> Required action
Your answer should be every line from the records that contains "data".

*** Exercise materials ***

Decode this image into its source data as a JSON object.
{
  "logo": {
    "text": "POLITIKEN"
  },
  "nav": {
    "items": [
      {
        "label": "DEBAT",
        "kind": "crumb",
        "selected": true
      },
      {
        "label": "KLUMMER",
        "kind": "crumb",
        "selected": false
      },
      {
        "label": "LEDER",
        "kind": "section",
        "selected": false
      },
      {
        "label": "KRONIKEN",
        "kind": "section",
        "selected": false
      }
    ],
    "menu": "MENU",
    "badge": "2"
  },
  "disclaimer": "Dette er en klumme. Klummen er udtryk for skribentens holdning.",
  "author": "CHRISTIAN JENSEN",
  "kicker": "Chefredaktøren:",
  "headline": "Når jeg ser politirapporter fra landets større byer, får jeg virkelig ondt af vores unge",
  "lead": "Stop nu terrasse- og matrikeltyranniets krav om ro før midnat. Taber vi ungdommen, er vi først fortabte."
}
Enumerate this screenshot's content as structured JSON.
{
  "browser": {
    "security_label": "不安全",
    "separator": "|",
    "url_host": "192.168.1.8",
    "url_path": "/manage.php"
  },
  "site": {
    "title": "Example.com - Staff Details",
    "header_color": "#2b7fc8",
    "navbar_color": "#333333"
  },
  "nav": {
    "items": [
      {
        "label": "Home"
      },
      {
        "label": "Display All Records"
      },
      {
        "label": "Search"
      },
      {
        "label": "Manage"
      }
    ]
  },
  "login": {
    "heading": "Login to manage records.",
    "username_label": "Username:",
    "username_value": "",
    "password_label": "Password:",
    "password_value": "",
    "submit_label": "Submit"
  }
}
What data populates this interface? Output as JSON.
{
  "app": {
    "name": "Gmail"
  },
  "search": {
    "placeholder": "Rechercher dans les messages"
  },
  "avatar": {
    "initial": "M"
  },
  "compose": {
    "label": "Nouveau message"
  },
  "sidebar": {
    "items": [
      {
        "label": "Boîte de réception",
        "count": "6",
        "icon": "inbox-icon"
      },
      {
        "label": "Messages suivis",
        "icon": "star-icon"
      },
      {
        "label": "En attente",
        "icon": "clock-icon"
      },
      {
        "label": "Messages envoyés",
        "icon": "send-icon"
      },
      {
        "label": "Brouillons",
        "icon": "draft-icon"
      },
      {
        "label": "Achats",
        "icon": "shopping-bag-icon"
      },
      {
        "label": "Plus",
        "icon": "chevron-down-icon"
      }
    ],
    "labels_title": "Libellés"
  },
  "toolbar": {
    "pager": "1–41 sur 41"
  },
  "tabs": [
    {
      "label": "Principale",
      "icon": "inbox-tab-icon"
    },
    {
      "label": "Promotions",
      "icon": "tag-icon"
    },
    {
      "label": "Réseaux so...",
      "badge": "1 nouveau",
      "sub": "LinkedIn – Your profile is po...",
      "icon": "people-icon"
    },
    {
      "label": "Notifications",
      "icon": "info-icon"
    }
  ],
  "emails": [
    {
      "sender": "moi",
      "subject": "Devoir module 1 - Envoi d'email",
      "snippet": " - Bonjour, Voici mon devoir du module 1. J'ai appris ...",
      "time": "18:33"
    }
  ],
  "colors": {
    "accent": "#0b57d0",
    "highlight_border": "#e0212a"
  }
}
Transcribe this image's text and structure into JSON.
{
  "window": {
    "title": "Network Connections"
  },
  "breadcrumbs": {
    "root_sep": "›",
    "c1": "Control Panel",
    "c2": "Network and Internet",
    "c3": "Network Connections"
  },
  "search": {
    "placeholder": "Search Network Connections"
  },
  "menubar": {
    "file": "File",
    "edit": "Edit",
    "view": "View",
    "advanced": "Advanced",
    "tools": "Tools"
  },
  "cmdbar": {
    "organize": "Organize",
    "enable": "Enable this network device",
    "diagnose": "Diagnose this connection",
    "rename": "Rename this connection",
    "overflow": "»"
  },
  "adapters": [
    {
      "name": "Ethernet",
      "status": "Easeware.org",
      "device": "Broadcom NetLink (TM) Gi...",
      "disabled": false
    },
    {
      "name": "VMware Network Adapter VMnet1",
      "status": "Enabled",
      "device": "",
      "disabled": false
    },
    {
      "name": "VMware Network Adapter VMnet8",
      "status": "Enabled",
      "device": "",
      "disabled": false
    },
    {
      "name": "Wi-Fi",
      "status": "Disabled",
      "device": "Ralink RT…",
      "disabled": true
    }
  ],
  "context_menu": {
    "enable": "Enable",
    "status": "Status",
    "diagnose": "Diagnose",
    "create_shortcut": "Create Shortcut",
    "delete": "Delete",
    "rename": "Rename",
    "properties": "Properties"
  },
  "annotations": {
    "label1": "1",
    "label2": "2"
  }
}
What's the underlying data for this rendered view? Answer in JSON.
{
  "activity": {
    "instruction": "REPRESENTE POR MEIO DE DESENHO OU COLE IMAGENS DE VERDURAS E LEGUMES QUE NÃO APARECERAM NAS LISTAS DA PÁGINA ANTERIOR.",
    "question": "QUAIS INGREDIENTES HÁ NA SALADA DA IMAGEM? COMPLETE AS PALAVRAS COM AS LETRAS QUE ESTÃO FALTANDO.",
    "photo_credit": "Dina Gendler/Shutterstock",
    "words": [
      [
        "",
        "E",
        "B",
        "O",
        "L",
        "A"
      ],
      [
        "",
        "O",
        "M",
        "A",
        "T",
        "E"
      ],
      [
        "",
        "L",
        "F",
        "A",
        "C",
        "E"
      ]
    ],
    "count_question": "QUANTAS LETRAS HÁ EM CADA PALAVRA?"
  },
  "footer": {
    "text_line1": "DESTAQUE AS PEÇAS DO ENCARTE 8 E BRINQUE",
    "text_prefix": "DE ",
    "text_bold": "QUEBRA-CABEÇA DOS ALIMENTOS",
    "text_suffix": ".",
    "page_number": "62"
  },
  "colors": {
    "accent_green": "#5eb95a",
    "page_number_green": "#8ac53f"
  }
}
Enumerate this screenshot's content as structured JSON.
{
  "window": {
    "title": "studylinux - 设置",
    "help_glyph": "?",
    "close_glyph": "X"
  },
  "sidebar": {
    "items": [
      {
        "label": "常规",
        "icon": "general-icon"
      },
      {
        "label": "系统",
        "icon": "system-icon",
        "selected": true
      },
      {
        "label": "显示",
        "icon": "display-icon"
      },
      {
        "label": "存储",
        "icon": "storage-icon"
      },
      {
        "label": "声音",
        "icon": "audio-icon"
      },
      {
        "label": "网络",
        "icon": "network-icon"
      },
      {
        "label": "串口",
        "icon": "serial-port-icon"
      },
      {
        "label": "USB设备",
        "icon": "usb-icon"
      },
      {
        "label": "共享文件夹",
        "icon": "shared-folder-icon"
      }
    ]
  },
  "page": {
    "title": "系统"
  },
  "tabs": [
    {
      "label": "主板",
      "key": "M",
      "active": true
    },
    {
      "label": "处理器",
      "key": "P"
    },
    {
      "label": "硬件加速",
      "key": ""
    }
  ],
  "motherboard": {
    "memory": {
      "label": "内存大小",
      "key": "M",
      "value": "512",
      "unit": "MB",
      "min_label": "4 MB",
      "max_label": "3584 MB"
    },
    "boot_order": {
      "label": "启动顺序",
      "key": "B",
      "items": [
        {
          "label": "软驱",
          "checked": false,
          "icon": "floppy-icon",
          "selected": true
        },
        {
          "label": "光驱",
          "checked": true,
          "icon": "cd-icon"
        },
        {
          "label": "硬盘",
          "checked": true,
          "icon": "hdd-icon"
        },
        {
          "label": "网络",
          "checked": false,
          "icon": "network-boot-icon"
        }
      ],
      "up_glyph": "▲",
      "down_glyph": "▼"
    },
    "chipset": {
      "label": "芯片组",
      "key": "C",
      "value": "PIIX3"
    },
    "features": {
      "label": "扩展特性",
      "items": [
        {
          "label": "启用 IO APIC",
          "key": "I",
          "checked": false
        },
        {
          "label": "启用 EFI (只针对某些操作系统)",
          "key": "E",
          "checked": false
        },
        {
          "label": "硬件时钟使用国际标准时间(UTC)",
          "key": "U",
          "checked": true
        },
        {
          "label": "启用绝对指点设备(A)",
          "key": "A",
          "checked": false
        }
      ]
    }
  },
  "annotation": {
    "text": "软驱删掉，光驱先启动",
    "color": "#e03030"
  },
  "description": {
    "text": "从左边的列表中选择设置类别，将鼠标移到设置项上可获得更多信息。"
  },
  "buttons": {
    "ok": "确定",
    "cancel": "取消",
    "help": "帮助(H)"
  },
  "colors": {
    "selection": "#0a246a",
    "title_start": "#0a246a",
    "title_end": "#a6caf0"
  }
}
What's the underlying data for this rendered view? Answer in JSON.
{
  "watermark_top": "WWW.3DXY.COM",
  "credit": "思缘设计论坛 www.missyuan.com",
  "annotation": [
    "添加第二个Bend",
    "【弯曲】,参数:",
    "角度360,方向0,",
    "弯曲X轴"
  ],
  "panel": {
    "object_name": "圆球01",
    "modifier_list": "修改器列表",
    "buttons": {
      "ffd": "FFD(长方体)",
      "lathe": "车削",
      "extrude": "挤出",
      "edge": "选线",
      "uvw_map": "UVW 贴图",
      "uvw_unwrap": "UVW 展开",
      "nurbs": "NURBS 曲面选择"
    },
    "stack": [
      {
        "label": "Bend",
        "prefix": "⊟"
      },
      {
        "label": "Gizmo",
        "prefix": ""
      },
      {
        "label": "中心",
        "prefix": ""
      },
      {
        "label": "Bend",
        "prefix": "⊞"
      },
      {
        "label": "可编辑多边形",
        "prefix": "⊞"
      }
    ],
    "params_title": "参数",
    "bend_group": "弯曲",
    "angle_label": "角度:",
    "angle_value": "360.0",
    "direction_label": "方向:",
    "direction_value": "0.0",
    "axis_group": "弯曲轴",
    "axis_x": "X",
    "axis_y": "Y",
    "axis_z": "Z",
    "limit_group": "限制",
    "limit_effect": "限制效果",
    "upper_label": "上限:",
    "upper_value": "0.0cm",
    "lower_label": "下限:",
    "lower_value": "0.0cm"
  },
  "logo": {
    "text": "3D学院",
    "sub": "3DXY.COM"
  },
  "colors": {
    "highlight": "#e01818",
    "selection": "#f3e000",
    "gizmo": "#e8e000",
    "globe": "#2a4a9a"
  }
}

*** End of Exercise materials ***

> Solution below
Decode this image into its source data as a JSON object.
What data populates this interface? Output as JSON.
What's the underlying data for this rendered view? Answer in JSON.
What's the underlying data for this rendered view? Answer in JSON.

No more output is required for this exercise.